§ **WHAT YOU WILL DO**
Your job is to copy the data that follows exactly, every line included.

╭─ INFORMATION GIVEN

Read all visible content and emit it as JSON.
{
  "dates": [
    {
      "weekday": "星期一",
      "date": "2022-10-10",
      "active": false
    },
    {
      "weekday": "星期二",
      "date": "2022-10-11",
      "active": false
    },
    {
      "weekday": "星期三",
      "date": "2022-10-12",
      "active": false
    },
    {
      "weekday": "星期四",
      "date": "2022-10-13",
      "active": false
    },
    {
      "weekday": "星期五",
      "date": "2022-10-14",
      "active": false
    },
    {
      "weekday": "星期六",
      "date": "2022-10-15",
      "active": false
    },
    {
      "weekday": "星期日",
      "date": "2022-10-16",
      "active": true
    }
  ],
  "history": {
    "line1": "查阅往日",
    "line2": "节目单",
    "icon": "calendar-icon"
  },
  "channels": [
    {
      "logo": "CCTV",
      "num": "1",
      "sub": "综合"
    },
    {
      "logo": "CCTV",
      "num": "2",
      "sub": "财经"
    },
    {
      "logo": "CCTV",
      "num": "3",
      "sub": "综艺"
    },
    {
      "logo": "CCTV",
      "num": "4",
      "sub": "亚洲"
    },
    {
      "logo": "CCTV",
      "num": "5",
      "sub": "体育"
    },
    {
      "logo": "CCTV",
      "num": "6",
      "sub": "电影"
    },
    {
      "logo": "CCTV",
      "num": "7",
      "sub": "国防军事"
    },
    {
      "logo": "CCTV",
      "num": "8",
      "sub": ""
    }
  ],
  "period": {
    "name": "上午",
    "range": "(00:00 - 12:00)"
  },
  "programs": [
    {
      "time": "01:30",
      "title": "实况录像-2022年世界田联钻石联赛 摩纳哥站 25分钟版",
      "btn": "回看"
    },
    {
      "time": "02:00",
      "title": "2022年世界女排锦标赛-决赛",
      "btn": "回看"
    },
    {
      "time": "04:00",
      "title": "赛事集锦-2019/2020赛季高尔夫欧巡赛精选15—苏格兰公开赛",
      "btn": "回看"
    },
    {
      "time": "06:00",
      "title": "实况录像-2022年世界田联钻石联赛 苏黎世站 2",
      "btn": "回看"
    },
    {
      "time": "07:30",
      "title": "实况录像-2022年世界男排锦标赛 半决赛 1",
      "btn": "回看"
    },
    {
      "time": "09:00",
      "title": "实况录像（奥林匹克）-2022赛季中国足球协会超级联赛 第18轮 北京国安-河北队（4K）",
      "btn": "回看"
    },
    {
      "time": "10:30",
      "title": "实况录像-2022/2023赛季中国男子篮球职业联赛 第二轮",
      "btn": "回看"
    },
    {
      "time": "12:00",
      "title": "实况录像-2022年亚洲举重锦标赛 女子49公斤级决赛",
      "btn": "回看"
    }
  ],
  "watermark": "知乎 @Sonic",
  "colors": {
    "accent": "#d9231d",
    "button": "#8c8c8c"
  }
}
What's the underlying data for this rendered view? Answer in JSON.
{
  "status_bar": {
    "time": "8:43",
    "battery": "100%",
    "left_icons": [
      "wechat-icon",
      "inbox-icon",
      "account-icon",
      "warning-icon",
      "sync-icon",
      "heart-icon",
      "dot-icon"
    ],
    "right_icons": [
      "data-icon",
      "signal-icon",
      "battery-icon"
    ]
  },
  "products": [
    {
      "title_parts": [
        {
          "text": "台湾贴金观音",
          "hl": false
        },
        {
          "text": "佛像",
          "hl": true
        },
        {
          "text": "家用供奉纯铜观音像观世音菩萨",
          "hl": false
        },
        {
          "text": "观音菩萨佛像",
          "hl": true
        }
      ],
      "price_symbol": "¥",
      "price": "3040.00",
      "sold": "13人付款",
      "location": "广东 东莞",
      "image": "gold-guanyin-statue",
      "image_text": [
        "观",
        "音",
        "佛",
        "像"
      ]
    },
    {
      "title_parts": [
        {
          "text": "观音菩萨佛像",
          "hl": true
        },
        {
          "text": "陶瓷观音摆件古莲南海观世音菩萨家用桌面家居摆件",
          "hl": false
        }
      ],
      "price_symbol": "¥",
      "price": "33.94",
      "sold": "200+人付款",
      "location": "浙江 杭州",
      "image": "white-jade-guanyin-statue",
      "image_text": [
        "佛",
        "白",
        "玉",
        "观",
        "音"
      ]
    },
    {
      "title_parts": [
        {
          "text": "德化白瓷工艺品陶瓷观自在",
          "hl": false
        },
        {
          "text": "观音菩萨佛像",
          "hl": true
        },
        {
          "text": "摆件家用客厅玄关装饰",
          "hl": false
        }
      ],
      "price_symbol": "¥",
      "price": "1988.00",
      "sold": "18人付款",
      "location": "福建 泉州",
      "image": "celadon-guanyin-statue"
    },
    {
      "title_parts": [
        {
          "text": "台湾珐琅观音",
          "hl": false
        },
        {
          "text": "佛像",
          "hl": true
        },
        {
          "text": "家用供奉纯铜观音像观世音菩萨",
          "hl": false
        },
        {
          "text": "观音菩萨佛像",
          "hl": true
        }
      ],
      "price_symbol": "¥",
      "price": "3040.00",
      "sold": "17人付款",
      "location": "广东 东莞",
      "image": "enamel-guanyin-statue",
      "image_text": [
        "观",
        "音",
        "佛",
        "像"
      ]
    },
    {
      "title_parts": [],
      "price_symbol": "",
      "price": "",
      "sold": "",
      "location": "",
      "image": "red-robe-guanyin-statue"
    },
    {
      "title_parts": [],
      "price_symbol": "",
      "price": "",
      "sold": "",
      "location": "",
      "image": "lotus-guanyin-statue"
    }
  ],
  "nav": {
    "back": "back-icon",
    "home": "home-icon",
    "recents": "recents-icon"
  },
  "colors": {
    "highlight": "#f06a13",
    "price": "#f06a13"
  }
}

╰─

§ **THE ANSWER**
Read all visible content and emit it as JSON.
{
  "dates": [
    {
      "weekday": "星期一",
      "date": "2022-10-10",
      "active": false
    },
    {
      "weekday": "星期二",
      "date": "2022-10-11",
      "active": false
    },
    {
      "weekday": "星期三",
      "date": "2022-10-12",
      "active": false
    },
    {
      "weekday": "星期四",
      "date": "2022-10-13",
      "active": false
    },
    {
      "weekday": "星期五",
      "date": "2022-10-14",
      "active": false
    },
    {
      "weekday": "星期六",
      "date": "2022-10-15",
      "active": false
    },
    {
      "weekday": "星期日",
      "date": "2022-10-16",
      "active": true
    }
  ],
  "history": {
    "line1": "查阅往日",
    "line2": "节目单",
    "icon": "calendar-icon"
  },
  "channels": [
    {
      "logo": "CCTV",
      "num": "1",
      "sub": "综合"
    },
    {
      "logo": "CCTV",
      "num": "2",
      "sub": "财经"
    },
    {
      "logo": "CCTV",
      "num": "3",
      "sub": "综艺"
    },
    {
      "logo": "CCTV",
      "num": "4",
      "sub": "亚洲"
    },
    {
      "logo": "CCTV",
      "num": "5",
      "sub": "体育"
    },
    {
      "logo": "CCTV",
      "num": "6",
      "sub": "电影"
    },
    {
      "logo": "CCTV",
      "num": "7",
      "sub": "国防军事"
    },
    {
      "logo": "CCTV",
      "num": "8",
      "sub": ""
    }
  ],
  "period": {
    "name": "上午",
    "range": "(00:00 - 12:00)"
  },
  "programs": [
    {
      "time": "01:30",
      "title": "实况录像-2022年世界田联钻石联赛 摩纳哥站 25分钟版",
      "btn": "回看"
    },
    {
      "time": "02:00",
      "title": "2022年世界女排锦标赛-决赛",
      "btn": "回看"
    },
    {
      "time": "04:00",
      "title": "赛事集锦-2019/2020赛季高尔夫欧巡赛精选15—苏格兰公开赛",
      "btn": "回看"
    },
    {
      "time": "06:00",
      "title": "实况录像-2022年世界田联钻石联赛 苏黎世站 2",
      "btn": "回看"
    },
    {
      "time": "07:30",
      "title": "实况录像-2022年世界男排锦标赛 半决赛 1",
      "btn": "回看"
    },
    {
      "time": "09:00",
      "title": "实况录像（奥林匹克）-2022赛季中国足球协会超级联赛 第18轮 北京国安-河北队（4K）",
      "btn": "回看"
    },
    {
      "time": "10:30",
      "title": "实况录像-2022/2023赛季中国男子篮球职业联赛 第二轮",
      "btn": "回看"
    },
    {
      "time": "12:00",
      "title": "实况录像-2022年亚洲举重锦标赛 女子49公斤级决赛",
      "btn": "回看"
    }
  ],
  "watermark": "知乎 @Sonic",
  "colors": {
    "accent": "#d9231d",
    "button": "#8c8c8c"
  }
}
What's the underlying data for this rendered view? Answer in JSON.
{
  "status_bar": {
    "time": "8:43",
    "battery": "100%",
    "left_icons": [
      "wechat-icon",
      "inbox-icon",
      "account-icon",
      "warning-icon",
      "sync-icon",
      "heart-icon",
      "dot-icon"
    ],
    "right_icons": [
      "data-icon",
      "signal-icon",
      "battery-icon"
    ]
  },
  "products": [
    {
      "title_parts": [
        {
          "text": "台湾贴金观音",
          "hl": false
        },
        {
          "text": "佛像",
          "hl": true
        },
        {
          "text": "家用供奉纯铜观音像观世音菩萨",
          "hl": false
        },
        {
          "text": "观音菩萨佛像",
          "hl": true
        }
      ],
      "price_symbol": "¥",
      "price": "3040.00",
      "sold": "13人付款",
      "location": "广东 东莞",
      "image": "gold-guanyin-statue",
      "image_text": [
        "观",
        "音",
        "佛",
        "像"
      ]
    },
    {
      "title_parts": [
        {
          "text": "观音菩萨佛像",
          "hl": true
        },
        {
          "text": "陶瓷观音摆件古莲南海观世音菩萨家用桌面家居摆件",
          "hl": false
        }
      ],
      "price_symbol": "¥",
      "price": "33.94",
      "sold": "200+人付款",
      "location": "浙江 杭州",
      "image": "white-jade-guanyin-statue",
      "image_text": [
        "佛",
        "白",
        "玉",
        "观",
        "音"
      ]
    },
    {
      "title_parts": [
        {
          "text": "德化白瓷工艺品陶瓷观自在",
          "hl": false
        },
        {
          "text": "观音菩萨佛像",
          "hl": true
        },
        {
          "text": "摆件家用客厅玄关装饰",
          "hl": false
        }
      ],
      "price_symbol": "¥",
      "price": "1988.00",
      "sold": "18人付款",
      "location": "福建 泉州",
      "image": "celadon-guanyin-statue"
    },
    {
      "title_parts": [
        {
          "text": "台湾珐琅观音",
          "hl": false
        },
        {
          "text": "佛像",
          "hl": true
        },
        {
          "text": "家用供奉纯铜观音像观世音菩萨",
          "hl": false
        },
        {
          "text": "观音菩萨佛像",
          "hl": true
        }
      ],
      "price_symbol": "¥",
      "price": "3040.00",
      "sold": "17人付款",
      "location": "广东 东莞",
      "image": "enamel-guanyin-statue",
      "image_text": [
        "观",
        "音",
        "佛",
        "像"
      ]
    },
    {
      "title_parts": [],
      "price_symbol": "",
      "price": "",
      "sold": "",
      "location": "",
      "image": "red-robe-guanyin-statue"
    },
    {
      "title_parts": [],
      "price_symbol": "",
      "price": "",
      "sold": "",
      "location": "",
      "image": "lotus-guanyin-statue"
    }
  ],
  "nav": {
    "back": "back-icon",
    "home": "home-icon",
    "recents": "recents-icon"
  },
  "colors": {
    "highlight": "#f06a13",
    "price": "#f06a13"
  }
}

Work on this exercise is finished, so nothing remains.